Ndegeocello never minces words anytime she addresses love through song. The contralto singer shares how her understanding of love has been informed through music. “Love is not something you can discuss,” utters Ndegeocello. “It’s something you have to live. The actions speak louder than the words.” Yet another fascination Ndegeocello has is with cosmic life. “I find solace in trying to understand the cosmos, stars and the universe,” continues Ndegeocello. “I’m constantly wondering how humans exist and our purpose.”
Also a highly sought-after session player, Ndegeocello has shared stages and studio time with Chaka Khan, Queen Pen, Terri Lyne Carrington, Madeline Peyroux, Zap Mama, Roy Hargrove, Marcus Miller, The Funk Brothers, Santana, The Rolling Stones, The Indigo Girls, Guru, Missy Elliott, Redman, Herbie Hancock and Basement Jaxx among others.
Her 1994 duet with John Mellencamp, a cover of Van Morrison’s “Wild Night,” introduced her to recording her bass parts live. Working with Grammy-winning keyboardist Robert Glasper, referring to him as “a dreamy person,” inspired her to be up on her instruments. Ndegeocello is especially proud of working alongside singer Lalah Hathaway on a number of occasions. “She makes me never wanna sing,” jokes Ndegeocello. “As well as she does, you might as well not try. She’s the one. I’m really happy people are really starting to see her brilliance.”
Ndegeocello has her own custom axe, the Fellowship bass, released through Reverend Guitars. The all-black instrument, with its satin finish and simple body, is something Ndegeocello recommends for young musicians. “I wanted to make a bass that people could afford,” insists Ndegeocello, “that travels well, and has one knob. It’s for people who just wanna play the bass. It looks good with everything. I hope young people will check it out.”
Depending on the session, Ndegeocello herself fluctuates between various bass guitars. “I want to give the person what they want when I play the bass,” she says. “I don’t have a favorite. I just try and play them all well anytime they’re needed.” She often tinkers with a variety of musical instruments, playing more keyboards and sitting behind the recording console.
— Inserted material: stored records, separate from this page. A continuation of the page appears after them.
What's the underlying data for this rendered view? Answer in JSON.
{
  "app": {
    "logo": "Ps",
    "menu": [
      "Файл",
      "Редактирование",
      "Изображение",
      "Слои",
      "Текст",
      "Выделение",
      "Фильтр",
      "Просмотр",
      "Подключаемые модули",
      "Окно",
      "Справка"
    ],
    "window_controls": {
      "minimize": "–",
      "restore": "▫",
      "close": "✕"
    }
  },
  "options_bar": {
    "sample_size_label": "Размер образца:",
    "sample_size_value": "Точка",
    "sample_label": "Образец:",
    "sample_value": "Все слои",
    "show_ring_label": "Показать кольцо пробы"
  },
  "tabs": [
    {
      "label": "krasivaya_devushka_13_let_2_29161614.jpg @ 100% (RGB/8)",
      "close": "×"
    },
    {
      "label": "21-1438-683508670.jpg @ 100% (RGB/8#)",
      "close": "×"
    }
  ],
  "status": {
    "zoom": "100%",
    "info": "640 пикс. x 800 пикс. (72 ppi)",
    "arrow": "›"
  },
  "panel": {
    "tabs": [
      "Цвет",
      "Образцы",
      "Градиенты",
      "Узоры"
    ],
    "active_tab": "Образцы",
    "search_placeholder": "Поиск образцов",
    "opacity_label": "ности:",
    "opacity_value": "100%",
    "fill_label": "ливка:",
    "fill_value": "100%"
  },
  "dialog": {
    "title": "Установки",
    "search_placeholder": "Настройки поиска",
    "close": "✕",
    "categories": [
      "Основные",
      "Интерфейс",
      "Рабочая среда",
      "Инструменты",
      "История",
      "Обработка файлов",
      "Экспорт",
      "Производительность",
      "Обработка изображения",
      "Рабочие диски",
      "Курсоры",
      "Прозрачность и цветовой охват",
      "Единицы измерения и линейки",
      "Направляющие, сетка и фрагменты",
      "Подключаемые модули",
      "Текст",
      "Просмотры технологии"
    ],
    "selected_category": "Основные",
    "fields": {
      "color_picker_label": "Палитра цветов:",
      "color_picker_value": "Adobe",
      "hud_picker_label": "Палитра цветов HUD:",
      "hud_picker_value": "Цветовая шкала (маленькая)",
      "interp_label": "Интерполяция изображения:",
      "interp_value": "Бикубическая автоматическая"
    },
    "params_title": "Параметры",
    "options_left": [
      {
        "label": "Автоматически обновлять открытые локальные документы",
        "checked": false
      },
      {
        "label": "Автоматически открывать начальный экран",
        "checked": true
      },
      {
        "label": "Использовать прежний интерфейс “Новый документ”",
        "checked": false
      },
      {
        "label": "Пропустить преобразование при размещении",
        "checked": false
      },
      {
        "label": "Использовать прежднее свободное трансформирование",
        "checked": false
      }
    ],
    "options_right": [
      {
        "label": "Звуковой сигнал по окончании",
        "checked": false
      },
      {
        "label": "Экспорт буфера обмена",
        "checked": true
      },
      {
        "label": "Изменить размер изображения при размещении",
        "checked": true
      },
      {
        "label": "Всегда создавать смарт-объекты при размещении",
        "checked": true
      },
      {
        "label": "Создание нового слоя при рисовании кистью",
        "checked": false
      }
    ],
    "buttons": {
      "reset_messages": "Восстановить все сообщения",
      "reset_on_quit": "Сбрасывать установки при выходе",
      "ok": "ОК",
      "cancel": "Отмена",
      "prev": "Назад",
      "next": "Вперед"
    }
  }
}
Part of the reason Ndegeocello experiments with various instruments has to do with her age. “I’m almost 50 years old, so playing the bass is kinda heavy on my body,” says Ndegeocello. “I guess I’m trying to be a better listener. I wanna produce other people, so that’s why I’m constantly listening to all styles of music, hoping that I could help other people bring their ideas into fruition.”
Currently touring, Ndegeocello takes assembling the right repertoire seriously. Honesty is an essential ingredient in her music but getting better at her craft gives her the most joy. “It’s my nature,” she says. “It’s just who I am as a person. I’m always seeking out new things and ways to express myself. Music is fantasy, so all I’m looking forward to is playing and trying to be a better musician.”
Christopher A. Daniel is an award-winning journalist and culture critic currently residing in Atlanta, GA. In addition to being a regular soulhead.com contributor, he is the music & pop cultural editor for The Burton Wire, which covers news around the African Diaspora. Follow Christopher @Journalistorian on Twitter.